Retene, methyl isopropyl phenanthrene or 1-methyl-7-isopropyl phenanthrene, C18H18, is a polycyclic aromatic hydrocarbon present in the coal tar fraction, boiling above 360 °C. It occurs naturally in the tars obtained by the distillation of resinous woods. It crystallizes in large plates, which melt at 98.5 °C and boil at 390 °C. It is readily soluble in warm ether and in hot glacial acetic acid. Sodium and boiling amyl alcohol reduce it to a tetrahydroretene, whilst if it be heated with phosphorus and hydriodic acid to 260 °C, a dodecahydride is formed. Chromic acid oxidizes it to retene quinone, phthalic acid and acetic acid. It forms a picrate which melts at 123-124 °C.

Retene is derived by degradation of specific diterpenoids biologically produced by conifer trees.

The presence of traces of retene in the air is an indicator of forest fires; it is a major product of pyrolysis of conifer trees.[1][not in citation given (See discussion.)] It is also present in effluents from wood pulp and paper mills.[2]

Retene, together with cadalene, simonellite and ip-iHMN, is a biomarker of higher plants, which makes it useful for paleobotanic analysis of rock sediments. Ratio of retene/cadalene in sediments can reveal the ratio of the genus Pinaceae in the biosphere.[3]

References[edit]

  1. ^ Simonich, Staci. "Community Outreach and Education Program Presents Unsolved Mysteries of Human Health: How Scientists Study Toxic Chemicals". Oregon State University. Archived from the original on 16 Mar 2008. The presence of the chemical retene (REE-teen) in the air is a good indication of burning vegetation. 
  2. ^ J. Koistinen, M. Lehtonena, K. Tukia, M. Soimasuo, M. Lahtiperab and A. Oikari (1998). "IDENTIFICATION OF LIPOPHILIC POLLUTANTS DISCHARGED FROM A FINNISH PULP AND PAPER MILL". Chemosphere. 37 (2): 219–235. doi:10.1016/S0045-6535(98)00041-1. PMID 9650265. 
  3. ^ Y. Hautevelle, R. Michels, F. Malartre and A. Trouiller (2005). "Vascular plant biomarkers as ancient vegetation proxies and their stratigraphic use for tracing paleoclimatic changes during Jurassic in Western Europe" (abstract). Geophysical Research Abstracts. 7: 10201. 

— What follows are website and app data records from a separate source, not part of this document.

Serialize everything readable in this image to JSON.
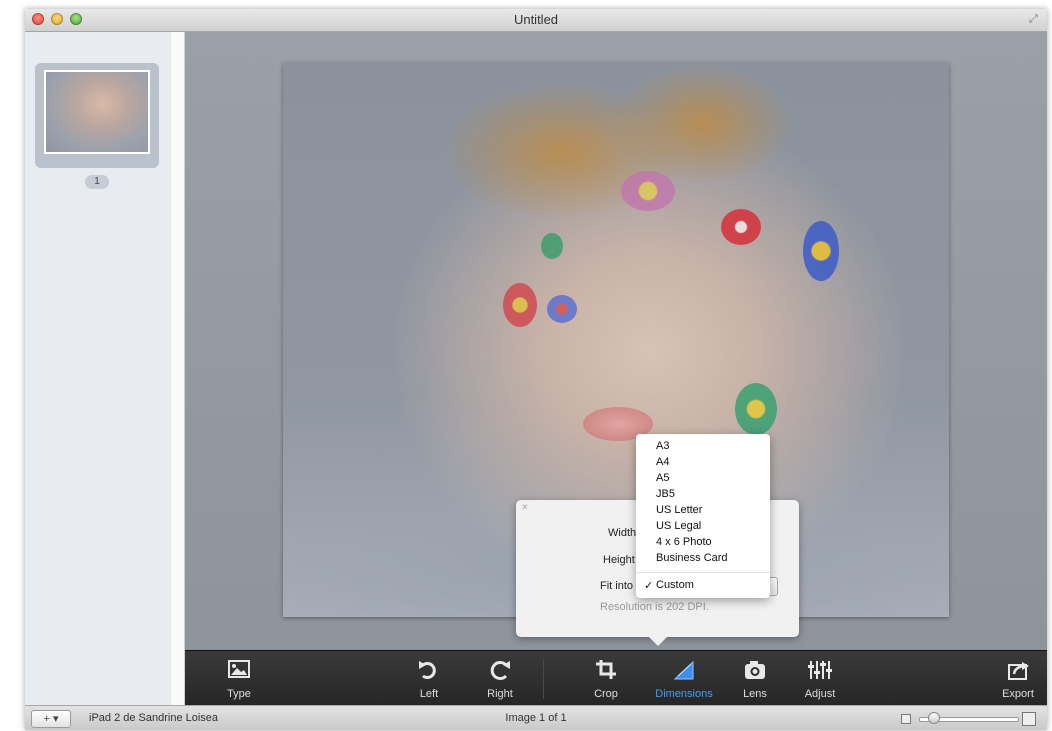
{
  "window": {
    "title": "Untitled",
    "fullscreen_glyph": "⤢"
  },
  "sidebar": {
    "thumbnail_number": "1"
  },
  "toolbar": {
    "items": [
      {
        "label": "Type",
        "icon": "photo-icon"
      },
      {
        "label": "Left",
        "icon": "rotate-left-icon"
      },
      {
        "label": "Right",
        "icon": "rotate-right-icon"
      },
      {
        "label": "Crop",
        "icon": "crop-icon"
      },
      {
        "label": "Dimensions",
        "icon": "dimensions-icon",
        "active": true
      },
      {
        "label": "Lens",
        "icon": "camera-icon"
      },
      {
        "label": "Adjust",
        "icon": "sliders-icon"
      },
      {
        "label": "Export",
        "icon": "export-icon"
      }
    ]
  },
  "popover": {
    "close_glyph": "×",
    "width_label": "Width",
    "height_label": "Height",
    "fit_into_label": "Fit into",
    "resolution_text": "Resolution is 202 DPI."
  },
  "fit_menu": {
    "items": [
      "A3",
      "A4",
      "A5",
      "JB5",
      "US Letter",
      "US Legal",
      "4 x 6 Photo",
      "Business Card"
    ],
    "selected": "Custom",
    "check": "✓"
  },
  "status": {
    "add_button": "+ ▾",
    "device": "iPad 2 de Sandrine Loisea",
    "image_count": "Image 1 of 1"
  },
  "colors": {
    "active_accent": "#4a9bf0",
    "toolbar_bg": "#2e2e2e"
  }
}
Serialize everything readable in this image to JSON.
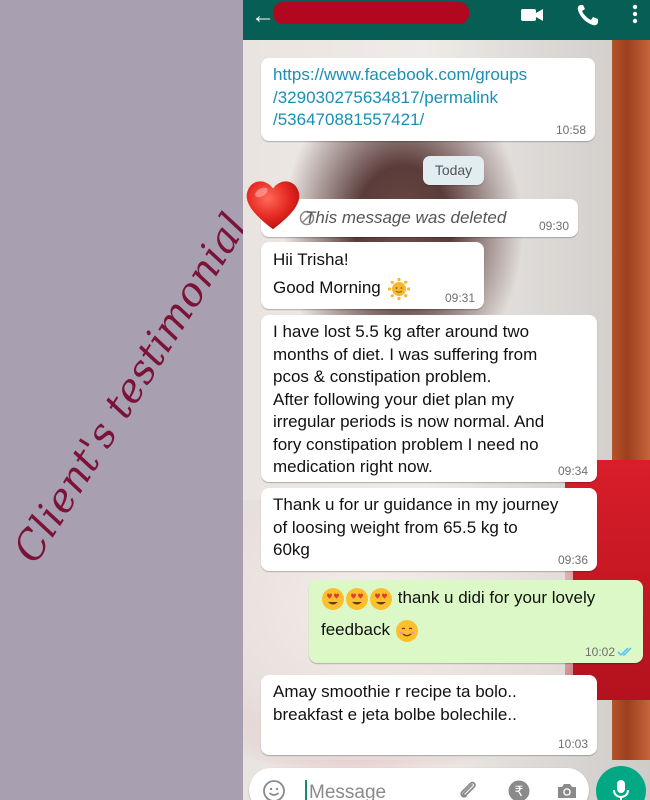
{
  "overlay": {
    "caption": "Client's testimonial"
  },
  "header": {
    "back_icon": "arrow-left-icon",
    "contact_name": "",
    "actions": [
      "video-call-icon",
      "phone-call-icon",
      "more-vertical-icon"
    ]
  },
  "messages": [
    {
      "direction": "incoming",
      "lines": [
        "https://www.facebook.com/groups",
        "/329030275634817/permalink",
        "/536470881557421/"
      ],
      "time": "10:58",
      "is_link": true
    },
    {
      "direction": "incoming",
      "lines": [
        "This message was deleted"
      ],
      "time": "09:30",
      "deleted": true
    },
    {
      "direction": "incoming",
      "lines": [
        "Hii Trisha!",
        "Good Morning"
      ],
      "time": "09:31"
    },
    {
      "direction": "incoming",
      "lines": [
        "I have lost 5.5 kg after around two",
        "months of diet. I was suffering from",
        "pcos & constipation problem.",
        "After following your diet plan my",
        "irregular periods is now normal. And",
        "fory constipation problem I need no",
        "medication right now."
      ],
      "time": "09:34"
    },
    {
      "direction": "incoming",
      "lines": [
        "Thank u for ur guidance in my journey",
        "of loosing weight from 65.5 kg to",
        "60kg"
      ],
      "time": "09:36"
    },
    {
      "direction": "outgoing",
      "lines": [
        "thank u didi for your lovely",
        "feedback"
      ],
      "time": "10:02",
      "status": "read"
    },
    {
      "direction": "incoming",
      "lines": [
        "Amay smoothie r recipe ta bolo..",
        "breakfast e jeta bolbe bolechile.."
      ],
      "time": "10:03"
    }
  ],
  "date_divider": "Today",
  "composer": {
    "placeholder": "Message",
    "icons": [
      "emoji-icon",
      "attach-icon",
      "rupee-payment-icon",
      "camera-icon"
    ],
    "send_icon": "mic-icon"
  },
  "colors": {
    "header_bg": "#075e54",
    "outgoing_bubble": "#dcf8c6",
    "incoming_bubble": "#ffffff",
    "link": "#1a8fb3",
    "caption": "#7b1238",
    "mic_button": "#00a884",
    "read_ticks": "#4fc3f7"
  }
}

Public Domain This article incorporates text from a publication now in the public domainChisholm, Hugh, ed. (1911). "article name needed". Encyclopædia Britannica (11th ed.). Cambridge University Press.